Please output the lines shown below exactly as they appear.

[[ Source material open ]]

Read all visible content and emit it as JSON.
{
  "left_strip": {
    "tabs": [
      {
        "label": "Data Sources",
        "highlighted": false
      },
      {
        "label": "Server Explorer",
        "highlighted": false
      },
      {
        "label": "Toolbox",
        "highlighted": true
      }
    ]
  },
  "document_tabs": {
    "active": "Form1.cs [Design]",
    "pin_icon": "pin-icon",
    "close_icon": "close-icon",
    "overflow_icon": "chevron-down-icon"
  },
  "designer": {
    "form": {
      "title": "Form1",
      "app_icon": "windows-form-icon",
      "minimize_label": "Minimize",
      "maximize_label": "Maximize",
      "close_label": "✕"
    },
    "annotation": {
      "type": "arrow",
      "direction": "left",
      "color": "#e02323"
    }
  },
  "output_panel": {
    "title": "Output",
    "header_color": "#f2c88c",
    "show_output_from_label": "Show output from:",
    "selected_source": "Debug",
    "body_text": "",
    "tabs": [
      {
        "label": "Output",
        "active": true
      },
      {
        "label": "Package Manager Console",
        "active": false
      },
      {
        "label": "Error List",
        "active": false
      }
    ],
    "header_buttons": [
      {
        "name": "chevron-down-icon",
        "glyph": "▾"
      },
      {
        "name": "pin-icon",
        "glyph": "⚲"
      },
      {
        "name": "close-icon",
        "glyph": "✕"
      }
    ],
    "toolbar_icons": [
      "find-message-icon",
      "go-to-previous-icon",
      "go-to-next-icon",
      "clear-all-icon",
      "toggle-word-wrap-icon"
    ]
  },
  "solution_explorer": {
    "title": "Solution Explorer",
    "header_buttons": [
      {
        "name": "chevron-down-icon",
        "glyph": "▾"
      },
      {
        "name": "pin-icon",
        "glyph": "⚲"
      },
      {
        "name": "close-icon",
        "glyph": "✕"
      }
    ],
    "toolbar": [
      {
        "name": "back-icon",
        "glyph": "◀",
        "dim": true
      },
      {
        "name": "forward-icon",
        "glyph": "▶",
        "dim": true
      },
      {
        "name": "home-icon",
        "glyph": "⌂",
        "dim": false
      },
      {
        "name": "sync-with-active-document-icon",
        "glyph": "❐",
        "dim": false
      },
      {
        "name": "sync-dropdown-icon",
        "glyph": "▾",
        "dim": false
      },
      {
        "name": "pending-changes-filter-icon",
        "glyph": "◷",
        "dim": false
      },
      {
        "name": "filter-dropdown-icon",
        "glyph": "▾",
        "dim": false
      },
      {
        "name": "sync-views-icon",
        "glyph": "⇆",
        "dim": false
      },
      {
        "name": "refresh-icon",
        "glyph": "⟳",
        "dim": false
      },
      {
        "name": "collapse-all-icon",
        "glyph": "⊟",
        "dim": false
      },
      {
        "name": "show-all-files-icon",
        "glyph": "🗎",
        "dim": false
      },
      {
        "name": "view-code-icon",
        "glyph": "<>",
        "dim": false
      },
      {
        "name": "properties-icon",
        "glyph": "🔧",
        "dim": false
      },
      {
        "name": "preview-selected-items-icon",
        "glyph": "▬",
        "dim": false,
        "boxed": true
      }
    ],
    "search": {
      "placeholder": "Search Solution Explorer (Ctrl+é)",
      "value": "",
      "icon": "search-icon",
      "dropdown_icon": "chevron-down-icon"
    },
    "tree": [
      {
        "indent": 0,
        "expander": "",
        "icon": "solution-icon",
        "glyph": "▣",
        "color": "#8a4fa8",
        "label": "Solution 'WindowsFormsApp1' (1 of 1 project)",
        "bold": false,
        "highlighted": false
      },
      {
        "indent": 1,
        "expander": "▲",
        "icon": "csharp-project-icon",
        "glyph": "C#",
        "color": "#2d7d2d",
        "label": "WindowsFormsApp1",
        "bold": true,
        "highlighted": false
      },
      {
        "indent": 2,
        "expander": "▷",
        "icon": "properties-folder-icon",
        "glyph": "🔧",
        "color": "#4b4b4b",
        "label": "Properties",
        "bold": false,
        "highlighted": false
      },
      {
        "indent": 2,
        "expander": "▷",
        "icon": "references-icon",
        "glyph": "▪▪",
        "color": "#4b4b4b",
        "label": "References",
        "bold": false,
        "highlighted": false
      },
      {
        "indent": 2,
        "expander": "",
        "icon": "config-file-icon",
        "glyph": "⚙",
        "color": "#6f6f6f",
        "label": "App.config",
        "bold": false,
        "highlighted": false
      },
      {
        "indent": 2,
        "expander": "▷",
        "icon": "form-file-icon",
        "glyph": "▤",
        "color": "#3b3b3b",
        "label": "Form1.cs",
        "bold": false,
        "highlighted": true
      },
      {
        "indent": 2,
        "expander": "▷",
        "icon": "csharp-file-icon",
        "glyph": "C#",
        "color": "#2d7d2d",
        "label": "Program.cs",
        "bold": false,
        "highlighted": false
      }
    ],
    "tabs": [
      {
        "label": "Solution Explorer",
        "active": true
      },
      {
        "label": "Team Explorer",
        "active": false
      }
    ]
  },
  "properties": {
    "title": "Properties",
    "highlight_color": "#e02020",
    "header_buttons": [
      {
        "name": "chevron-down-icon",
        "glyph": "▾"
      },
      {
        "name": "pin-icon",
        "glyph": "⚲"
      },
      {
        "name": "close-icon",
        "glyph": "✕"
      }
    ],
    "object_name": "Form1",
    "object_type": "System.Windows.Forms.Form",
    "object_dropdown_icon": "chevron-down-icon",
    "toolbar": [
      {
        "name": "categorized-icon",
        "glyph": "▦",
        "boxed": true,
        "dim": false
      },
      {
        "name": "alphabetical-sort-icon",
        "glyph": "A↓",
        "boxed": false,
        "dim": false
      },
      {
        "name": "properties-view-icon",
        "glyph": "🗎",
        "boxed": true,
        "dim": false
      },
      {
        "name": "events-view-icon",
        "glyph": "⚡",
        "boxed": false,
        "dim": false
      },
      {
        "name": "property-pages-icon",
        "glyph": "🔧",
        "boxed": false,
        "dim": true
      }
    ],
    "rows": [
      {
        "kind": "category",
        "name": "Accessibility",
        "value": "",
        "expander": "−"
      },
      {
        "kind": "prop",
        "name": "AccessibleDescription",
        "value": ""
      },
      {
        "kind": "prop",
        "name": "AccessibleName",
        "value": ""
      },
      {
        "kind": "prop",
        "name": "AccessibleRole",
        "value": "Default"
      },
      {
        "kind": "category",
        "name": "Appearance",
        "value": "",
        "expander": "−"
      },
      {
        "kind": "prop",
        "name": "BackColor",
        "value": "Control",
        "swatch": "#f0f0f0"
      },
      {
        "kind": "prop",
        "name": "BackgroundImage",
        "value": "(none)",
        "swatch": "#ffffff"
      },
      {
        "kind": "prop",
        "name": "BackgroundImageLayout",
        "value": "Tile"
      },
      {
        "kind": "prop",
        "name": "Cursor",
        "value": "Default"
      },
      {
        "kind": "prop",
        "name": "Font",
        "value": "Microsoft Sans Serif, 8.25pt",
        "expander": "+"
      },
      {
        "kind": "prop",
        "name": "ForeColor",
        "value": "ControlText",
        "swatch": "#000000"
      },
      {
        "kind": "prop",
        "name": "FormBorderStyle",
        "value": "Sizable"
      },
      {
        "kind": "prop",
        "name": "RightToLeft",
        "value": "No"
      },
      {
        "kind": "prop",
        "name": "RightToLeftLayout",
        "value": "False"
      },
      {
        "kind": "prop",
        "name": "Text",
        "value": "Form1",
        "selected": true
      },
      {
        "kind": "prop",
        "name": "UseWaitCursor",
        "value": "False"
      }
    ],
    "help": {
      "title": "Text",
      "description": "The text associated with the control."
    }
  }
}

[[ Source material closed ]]

Reply:
Read all visible content and emit it as JSON.
{
  "left_strip": {
    "tabs": [
      {
        "label": "Data Sources",
        "highlighted": false
      },
      {
        "label": "Server Explorer",
        "highlighted": false
      },
      {
        "label": "Toolbox",
        "highlighted": true
      }
    ]
  },
  "document_tabs": {
    "active": "Form1.cs [Design]",
    "pin_icon": "pin-icon",
    "close_icon": "close-icon",
    "overflow_icon": "chevron-down-icon"
  },
  "designer": {
    "form": {
      "title": "Form1",
      "app_icon": "windows-form-icon",
      "minimize_label": "Minimize",
      "maximize_label": "Maximize",
      "close_label": "✕"
    },
    "annotation": {
      "type": "arrow",
      "direction": "left",
      "color": "#e02323"
    }
  },
  "output_panel": {
    "title": "Output",
    "header_color": "#f2c88c",
    "show_output_from_label": "Show output from:",
    "selected_source": "Debug",
    "body_text": "",
    "tabs": [
      {
        "label": "Output",
        "active": true
      },
      {
        "label": "Package Manager Console",
        "active": false
      },
      {
        "label": "Error List",
        "active": false
      }
    ],
    "header_buttons": [
      {
        "name": "chevron-down-icon",
        "glyph": "▾"
      },
      {
        "name": "pin-icon",
        "glyph": "⚲"
      },
      {
        "name": "close-icon",
        "glyph": "✕"
      }
    ],
    "toolbar_icons": [
      "find-message-icon",
      "go-to-previous-icon",
      "go-to-next-icon",
      "clear-all-icon",
      "toggle-word-wrap-icon"
    ]
  },
  "solution_explorer": {
    "title": "Solution Explorer",
    "header_buttons": [
      {
        "name": "chevron-down-icon",
        "glyph": "▾"
      },
      {
        "name": "pin-icon",
        "glyph": "⚲"
      },
      {
        "name": "close-icon",
        "glyph": "✕"
      }
    ],
    "toolbar": [
      {
        "name": "back-icon",
        "glyph": "◀",
        "dim": true
      },
      {
        "name": "forward-icon",
        "glyph": "▶",
        "dim": true
      },
      {
        "name": "home-icon",
        "glyph": "⌂",
        "dim": false
      },
      {
        "name": "sync-with-active-document-icon",
        "glyph": "❐",
        "dim": false
      },
      {
        "name": "sync-dropdown-icon",
        "glyph": "▾",
        "dim": false
      },
      {
        "name": "pending-changes-filter-icon",
        "glyph": "◷",
        "dim": false
      },
      {
        "name": "filter-dropdown-icon",
        "glyph": "▾",
        "dim": false
      },
      {
        "name": "sync-views-icon",
        "glyph": "⇆",
        "dim": false
      },
      {
        "name": "refresh-icon",
        "glyph": "⟳",
        "dim": false
      },
      {
        "name": "collapse-all-icon",
        "glyph": "⊟",
        "dim": false
      },
      {
        "name": "show-all-files-icon",
        "glyph": "🗎",
        "dim": false
      },
      {
        "name": "view-code-icon",
        "glyph": "<>",
        "dim": false
      },
      {
        "name": "properties-icon",
        "glyph": "🔧",
        "dim": false
      },
      {
        "name": "preview-selected-items-icon",
        "glyph": "▬",
        "dim": false,
        "boxed": true
      }
    ],
    "search": {
      "placeholder": "Search Solution Explorer (Ctrl+é)",
      "value": "",
      "icon": "search-icon",
      "dropdown_icon": "chevron-down-icon"
    },
    "tree": [
      {
        "indent": 0,
        "expander": "",
        "icon": "solution-icon",
        "glyph": "▣",
        "color": "#8a4fa8",
        "label": "Solution 'WindowsFormsApp1' (1 of 1 project)",
        "bold": false,
        "highlighted": false
      },
      {
        "indent": 1,
        "expander": "▲",
        "icon": "csharp-project-icon",
        "glyph": "C#",
        "color": "#2d7d2d",
        "label": "WindowsFormsApp1",
        "bold": true,
        "highlighted": false
      },
      {
        "indent": 2,
        "expander": "▷",
        "icon": "properties-folder-icon",
        "glyph": "🔧",
        "color": "#4b4b4b",
        "label": "Properties",
        "bold": false,
        "highlighted": false
      },
      {
        "indent": 2,
        "expander": "▷",
        "icon": "references-icon",
        "glyph": "▪▪",
        "color": "#4b4b4b",
        "label": "References",
        "bold": false,
        "highlighted": false
      },
      {
        "indent": 2,
        "expander": "",
        "icon": "config-file-icon",
        "glyph": "⚙",
        "color": "#6f6f6f",
        "label": "App.config",
        "bold": false,
        "highlighted": false
      },
      {
        "indent": 2,
        "expander": "▷",
        "icon": "form-file-icon",
        "glyph": "▤",
        "color": "#3b3b3b",
        "label": "Form1.cs",
        "bold": false,
        "highlighted": true
      },
      {
        "indent": 2,
        "expander": "▷",
        "icon": "csharp-file-icon",
        "glyph": "C#",
        "color": "#2d7d2d",
        "label": "Program.cs",
        "bold": false,
        "highlighted": false
      }
    ],
    "tabs": [
      {
        "label": "Solution Explorer",
        "active": true
      },
      {
        "label": "Team Explorer",
        "active": false
      }
    ]
  },
  "properties": {
    "title": "Properties",
    "highlight_color": "#e02020",
    "header_buttons": [
      {
        "name": "chevron-down-icon",
        "glyph": "▾"
      },
      {
        "name": "pin-icon",
        "glyph": "⚲"
      },
      {
        "name": "close-icon",
        "glyph": "✕"
      }
    ],
    "object_name": "Form1",
    "object_type": "System.Windows.Forms.Form",
    "object_dropdown_icon": "chevron-down-icon",
    "toolbar": [
      {
        "name": "categorized-icon",
        "glyph": "▦",
        "boxed": true,
        "dim": false
      },
      {
        "name": "alphabetical-sort-icon",
        "glyph": "A↓",
        "boxed": false,
        "dim": false
      },
      {
        "name": "properties-view-icon",
        "glyph": "🗎",
        "boxed": true,
        "dim": false
      },
      {
        "name": "events-view-icon",
        "glyph": "⚡",
        "boxed": false,
        "dim": false
      },
      {
        "name": "property-pages-icon",
        "glyph": "🔧",
        "boxed": false,
        "dim": true
      }
    ],
    "rows": [
      {
        "kind": "category",
        "name": "Accessibility",
        "value": "",
        "expander": "−"
      },
      {
        "kind": "prop",
        "name": "AccessibleDescription",
        "value": ""
      },
      {
        "kind": "prop",
        "name": "AccessibleName",
        "value": ""
      },
      {
        "kind": "prop",
        "name": "AccessibleRole",
        "value": "Default"
      },
      {
        "kind": "category",
        "name": "Appearance",
        "value": "",
        "expander": "−"
      },
      {
        "kind": "prop",
        "name": "BackColor",
        "value": "Control",
        "swatch": "#f0f0f0"
      },
      {
        "kind": "prop",
        "name": "BackgroundImage",
        "value": "(none)",
        "swatch": "#ffffff"
      },
      {
        "kind": "prop",
        "name": "BackgroundImageLayout",
        "value": "Tile"
      },
      {
        "kind": "prop",
        "name": "Cursor",
        "value": "Default"
      },
      {
        "kind": "prop",
        "name": "Font",
        "value": "Microsoft Sans Serif, 8.25pt",
        "expander": "+"
      },
      {
        "kind": "prop",
        "name": "ForeColor",
        "value": "ControlText",
        "swatch": "#000000"
      },
      {
        "kind": "prop",
        "name": "FormBorderStyle",
        "value": "Sizable"
      },
      {
        "kind": "prop",
        "name": "RightToLeft",
        "value": "No"
      },
      {
        "kind": "prop",
        "name": "RightToLeftLayout",
        "value": "False"
      },
      {
        "kind": "prop",
        "name": "Text",
        "value": "Form1",
        "selected": true
      },
      {
        "kind": "prop",
        "name": "UseWaitCursor",
        "value": "False"
      }
    ],
    "help": {
      "title": "Text",
      "description": "The text associated with the control."
    }
  }
}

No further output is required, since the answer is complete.